*** DATA PROVIDED ***
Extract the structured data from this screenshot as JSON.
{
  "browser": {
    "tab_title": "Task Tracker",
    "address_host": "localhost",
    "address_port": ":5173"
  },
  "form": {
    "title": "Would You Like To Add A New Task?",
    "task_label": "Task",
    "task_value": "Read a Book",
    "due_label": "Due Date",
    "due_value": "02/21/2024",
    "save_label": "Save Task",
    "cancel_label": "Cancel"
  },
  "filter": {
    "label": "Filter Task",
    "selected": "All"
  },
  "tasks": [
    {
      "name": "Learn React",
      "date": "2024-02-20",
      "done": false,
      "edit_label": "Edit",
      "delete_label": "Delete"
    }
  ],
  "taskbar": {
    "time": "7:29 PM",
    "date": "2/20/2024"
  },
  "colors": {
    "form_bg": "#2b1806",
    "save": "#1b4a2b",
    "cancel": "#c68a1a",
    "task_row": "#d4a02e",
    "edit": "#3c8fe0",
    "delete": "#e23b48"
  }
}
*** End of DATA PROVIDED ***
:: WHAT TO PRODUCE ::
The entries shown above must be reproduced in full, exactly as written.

:: SOLUTION TO THE PROBLEM ::
Extract the structured data from this screenshot as JSON.
{
  "browser": {
    "tab_title": "Task Tracker",
    "address_host": "localhost",
    "address_port": ":5173"
  },
  "form": {
    "title": "Would You Like To Add A New Task?",
    "task_label": "Task",
    "task_value": "Read a Book",
    "due_label": "Due Date",
    "due_value": "02/21/2024",
    "save_label": "Save Task",
    "cancel_label": "Cancel"
  },
  "filter": {
    "label": "Filter Task",
    "selected": "All"
  },
  "tasks": [
    {
      "name": "Learn React",
      "date": "2024-02-20",
      "done": false,
      "edit_label": "Edit",
      "delete_label": "Delete"
    }
  ],
  "taskbar": {
    "time": "7:29 PM",
    "date": "2/20/2024"
  },
  "colors": {
    "form_bg": "#2b1806",
    "save": "#1b4a2b",
    "cancel": "#c68a1a",
    "task_row": "#d4a02e",
    "edit": "#3c8fe0",
    "delete": "#e23b48"
  }
}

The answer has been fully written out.